[Items from a dataset]
######

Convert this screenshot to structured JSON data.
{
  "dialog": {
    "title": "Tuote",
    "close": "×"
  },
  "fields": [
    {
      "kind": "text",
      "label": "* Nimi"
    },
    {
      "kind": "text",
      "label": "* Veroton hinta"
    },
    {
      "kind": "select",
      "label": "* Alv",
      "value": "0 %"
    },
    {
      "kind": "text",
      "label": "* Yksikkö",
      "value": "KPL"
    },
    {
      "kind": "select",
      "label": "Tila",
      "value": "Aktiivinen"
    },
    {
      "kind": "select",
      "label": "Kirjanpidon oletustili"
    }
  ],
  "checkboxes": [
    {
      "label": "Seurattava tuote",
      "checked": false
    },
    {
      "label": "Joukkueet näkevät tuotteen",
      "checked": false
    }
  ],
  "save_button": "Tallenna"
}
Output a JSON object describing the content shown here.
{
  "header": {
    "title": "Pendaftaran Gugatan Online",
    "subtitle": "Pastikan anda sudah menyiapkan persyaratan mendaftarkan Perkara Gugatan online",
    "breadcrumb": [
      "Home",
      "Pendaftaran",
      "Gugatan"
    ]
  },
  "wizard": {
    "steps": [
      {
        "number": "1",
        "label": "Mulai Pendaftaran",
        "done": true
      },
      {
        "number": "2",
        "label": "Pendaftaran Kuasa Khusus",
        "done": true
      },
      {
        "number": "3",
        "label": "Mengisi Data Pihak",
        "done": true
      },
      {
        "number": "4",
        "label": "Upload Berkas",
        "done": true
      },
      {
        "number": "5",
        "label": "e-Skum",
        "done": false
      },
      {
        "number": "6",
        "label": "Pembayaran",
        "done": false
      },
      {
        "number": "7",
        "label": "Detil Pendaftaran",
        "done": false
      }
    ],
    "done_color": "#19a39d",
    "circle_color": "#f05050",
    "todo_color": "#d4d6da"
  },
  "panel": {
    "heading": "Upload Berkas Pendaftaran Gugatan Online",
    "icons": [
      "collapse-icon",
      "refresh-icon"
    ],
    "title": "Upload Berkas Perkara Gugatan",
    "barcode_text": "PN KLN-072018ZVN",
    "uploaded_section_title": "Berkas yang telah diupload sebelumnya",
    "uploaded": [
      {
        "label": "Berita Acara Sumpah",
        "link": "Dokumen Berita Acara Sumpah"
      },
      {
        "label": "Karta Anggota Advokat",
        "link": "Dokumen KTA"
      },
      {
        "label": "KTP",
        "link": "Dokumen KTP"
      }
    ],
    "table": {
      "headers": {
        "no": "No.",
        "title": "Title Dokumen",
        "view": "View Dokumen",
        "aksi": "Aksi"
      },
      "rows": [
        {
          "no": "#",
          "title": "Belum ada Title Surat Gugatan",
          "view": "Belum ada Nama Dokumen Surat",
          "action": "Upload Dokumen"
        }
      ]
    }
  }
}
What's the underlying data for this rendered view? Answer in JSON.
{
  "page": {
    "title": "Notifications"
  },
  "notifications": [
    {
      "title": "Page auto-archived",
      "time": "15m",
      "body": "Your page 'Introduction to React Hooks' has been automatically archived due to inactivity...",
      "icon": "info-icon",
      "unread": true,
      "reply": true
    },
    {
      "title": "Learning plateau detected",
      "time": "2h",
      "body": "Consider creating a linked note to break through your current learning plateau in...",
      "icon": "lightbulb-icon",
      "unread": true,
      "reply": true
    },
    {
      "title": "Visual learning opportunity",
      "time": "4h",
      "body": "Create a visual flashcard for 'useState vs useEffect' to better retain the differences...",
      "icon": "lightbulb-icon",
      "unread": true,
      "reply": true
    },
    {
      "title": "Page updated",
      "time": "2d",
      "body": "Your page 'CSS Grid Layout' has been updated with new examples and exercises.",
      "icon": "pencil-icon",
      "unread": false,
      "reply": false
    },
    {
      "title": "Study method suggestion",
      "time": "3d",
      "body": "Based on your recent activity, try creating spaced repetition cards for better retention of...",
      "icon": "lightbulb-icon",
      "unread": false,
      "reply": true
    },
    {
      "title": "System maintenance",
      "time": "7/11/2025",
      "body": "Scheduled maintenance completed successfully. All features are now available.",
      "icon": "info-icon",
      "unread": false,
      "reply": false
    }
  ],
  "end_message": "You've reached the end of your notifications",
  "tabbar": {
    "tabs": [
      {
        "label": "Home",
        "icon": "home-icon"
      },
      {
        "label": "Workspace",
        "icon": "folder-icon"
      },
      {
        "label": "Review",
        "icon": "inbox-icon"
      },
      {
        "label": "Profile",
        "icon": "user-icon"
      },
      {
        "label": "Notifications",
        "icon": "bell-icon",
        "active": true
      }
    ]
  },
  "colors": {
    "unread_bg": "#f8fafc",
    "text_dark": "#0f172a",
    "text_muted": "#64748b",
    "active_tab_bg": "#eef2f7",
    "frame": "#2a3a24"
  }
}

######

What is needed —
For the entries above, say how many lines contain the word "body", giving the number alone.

Exercise result —
6